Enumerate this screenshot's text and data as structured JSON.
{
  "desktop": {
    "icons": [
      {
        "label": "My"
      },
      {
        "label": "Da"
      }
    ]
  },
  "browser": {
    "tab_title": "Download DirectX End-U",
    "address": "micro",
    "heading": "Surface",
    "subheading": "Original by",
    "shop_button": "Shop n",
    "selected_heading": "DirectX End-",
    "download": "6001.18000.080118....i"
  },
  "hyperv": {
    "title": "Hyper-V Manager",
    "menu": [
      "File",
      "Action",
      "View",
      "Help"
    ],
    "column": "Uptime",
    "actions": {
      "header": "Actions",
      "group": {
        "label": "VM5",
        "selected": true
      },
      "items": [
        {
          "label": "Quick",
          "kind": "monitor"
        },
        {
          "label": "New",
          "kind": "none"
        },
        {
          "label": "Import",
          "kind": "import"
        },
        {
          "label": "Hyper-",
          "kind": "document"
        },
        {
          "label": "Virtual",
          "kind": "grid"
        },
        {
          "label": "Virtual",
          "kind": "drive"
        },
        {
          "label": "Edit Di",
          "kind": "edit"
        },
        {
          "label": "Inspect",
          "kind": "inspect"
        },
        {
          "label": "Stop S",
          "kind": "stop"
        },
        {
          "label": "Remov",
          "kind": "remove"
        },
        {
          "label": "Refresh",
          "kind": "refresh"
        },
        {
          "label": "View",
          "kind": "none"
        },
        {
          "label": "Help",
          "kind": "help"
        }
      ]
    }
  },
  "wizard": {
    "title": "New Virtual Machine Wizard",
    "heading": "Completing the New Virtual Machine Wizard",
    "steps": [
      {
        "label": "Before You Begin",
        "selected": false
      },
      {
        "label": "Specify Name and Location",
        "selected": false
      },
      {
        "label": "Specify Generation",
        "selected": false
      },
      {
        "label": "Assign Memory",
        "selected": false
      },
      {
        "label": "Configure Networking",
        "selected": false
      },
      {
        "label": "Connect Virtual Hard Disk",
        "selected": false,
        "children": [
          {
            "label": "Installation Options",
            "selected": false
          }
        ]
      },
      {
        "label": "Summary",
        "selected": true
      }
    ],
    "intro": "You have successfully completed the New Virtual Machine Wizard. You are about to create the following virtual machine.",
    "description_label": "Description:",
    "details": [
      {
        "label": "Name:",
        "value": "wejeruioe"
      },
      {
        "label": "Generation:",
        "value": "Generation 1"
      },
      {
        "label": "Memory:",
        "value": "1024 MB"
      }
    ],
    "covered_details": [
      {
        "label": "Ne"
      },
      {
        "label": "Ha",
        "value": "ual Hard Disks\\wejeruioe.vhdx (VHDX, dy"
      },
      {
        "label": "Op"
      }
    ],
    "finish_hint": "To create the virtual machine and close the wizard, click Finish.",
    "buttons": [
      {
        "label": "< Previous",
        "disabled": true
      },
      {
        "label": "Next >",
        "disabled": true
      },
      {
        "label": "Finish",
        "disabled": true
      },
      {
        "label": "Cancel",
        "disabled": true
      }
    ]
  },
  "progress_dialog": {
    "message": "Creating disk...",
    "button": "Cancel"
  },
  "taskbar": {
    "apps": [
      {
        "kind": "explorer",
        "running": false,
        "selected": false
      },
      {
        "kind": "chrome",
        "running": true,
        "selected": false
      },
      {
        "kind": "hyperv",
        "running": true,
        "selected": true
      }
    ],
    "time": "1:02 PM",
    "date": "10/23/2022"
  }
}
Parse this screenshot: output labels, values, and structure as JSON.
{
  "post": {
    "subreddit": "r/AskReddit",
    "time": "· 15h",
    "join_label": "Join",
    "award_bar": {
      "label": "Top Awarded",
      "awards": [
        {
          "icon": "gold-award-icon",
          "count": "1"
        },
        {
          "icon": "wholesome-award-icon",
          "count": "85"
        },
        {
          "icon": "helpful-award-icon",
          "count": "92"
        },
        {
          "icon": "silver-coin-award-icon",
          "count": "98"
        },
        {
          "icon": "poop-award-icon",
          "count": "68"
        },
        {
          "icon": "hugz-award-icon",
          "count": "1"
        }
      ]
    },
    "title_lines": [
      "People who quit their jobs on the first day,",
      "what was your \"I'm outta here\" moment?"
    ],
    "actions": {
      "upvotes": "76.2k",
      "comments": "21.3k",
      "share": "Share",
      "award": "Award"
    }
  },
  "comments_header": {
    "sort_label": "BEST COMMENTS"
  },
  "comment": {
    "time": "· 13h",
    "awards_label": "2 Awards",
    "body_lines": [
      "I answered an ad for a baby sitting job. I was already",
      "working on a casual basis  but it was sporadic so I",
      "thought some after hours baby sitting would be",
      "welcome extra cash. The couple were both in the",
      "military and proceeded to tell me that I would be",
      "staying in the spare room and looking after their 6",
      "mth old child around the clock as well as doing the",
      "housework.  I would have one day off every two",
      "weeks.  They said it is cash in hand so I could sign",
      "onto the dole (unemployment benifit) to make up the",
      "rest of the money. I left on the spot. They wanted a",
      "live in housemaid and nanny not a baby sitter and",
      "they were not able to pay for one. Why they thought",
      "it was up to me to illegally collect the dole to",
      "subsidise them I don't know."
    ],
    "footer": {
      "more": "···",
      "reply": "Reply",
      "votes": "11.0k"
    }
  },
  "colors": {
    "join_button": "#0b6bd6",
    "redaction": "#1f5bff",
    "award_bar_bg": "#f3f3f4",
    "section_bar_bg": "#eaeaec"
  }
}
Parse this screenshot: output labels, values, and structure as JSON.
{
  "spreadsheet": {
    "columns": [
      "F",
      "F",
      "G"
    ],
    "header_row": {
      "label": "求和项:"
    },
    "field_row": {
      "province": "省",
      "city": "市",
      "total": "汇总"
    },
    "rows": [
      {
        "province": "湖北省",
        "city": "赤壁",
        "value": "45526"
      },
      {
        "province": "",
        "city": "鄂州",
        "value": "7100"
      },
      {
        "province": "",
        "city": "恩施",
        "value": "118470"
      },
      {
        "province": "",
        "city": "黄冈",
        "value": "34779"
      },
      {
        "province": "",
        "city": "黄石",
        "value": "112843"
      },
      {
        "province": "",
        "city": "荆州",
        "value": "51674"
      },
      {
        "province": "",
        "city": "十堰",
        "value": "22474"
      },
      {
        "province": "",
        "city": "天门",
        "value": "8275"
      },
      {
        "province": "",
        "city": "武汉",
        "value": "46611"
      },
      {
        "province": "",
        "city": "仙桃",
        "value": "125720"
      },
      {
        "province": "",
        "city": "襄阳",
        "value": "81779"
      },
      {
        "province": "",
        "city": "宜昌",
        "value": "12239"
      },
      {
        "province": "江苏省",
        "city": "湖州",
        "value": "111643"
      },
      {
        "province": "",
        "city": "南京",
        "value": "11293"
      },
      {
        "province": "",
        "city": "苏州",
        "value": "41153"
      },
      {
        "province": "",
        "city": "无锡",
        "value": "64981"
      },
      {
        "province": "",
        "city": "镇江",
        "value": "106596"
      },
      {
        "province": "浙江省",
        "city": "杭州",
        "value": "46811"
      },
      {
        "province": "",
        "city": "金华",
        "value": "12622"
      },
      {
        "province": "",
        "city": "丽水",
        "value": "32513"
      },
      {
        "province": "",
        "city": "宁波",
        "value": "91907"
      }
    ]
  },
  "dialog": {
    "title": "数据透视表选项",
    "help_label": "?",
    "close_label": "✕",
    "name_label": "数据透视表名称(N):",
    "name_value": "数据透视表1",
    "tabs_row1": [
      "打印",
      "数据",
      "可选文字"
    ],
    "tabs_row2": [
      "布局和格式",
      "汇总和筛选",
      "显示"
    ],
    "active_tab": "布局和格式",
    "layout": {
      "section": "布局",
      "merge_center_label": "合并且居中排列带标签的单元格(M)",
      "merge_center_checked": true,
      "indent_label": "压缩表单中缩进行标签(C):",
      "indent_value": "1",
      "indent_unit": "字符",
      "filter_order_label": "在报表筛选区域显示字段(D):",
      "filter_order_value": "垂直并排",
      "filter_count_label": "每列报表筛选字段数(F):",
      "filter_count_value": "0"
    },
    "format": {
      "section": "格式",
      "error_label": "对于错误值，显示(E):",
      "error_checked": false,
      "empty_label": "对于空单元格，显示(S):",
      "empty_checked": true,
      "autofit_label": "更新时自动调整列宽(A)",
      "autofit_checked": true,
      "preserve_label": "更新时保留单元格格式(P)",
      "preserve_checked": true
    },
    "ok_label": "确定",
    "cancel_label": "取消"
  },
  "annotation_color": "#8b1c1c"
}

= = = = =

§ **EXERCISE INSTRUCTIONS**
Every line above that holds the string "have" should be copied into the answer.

§ **RESPONSE**
    "intro": "You have successfully completed the New Virtual Machine Wizard. You are about to create the following virtual machine.",
      "housework.  I would have one day off every two",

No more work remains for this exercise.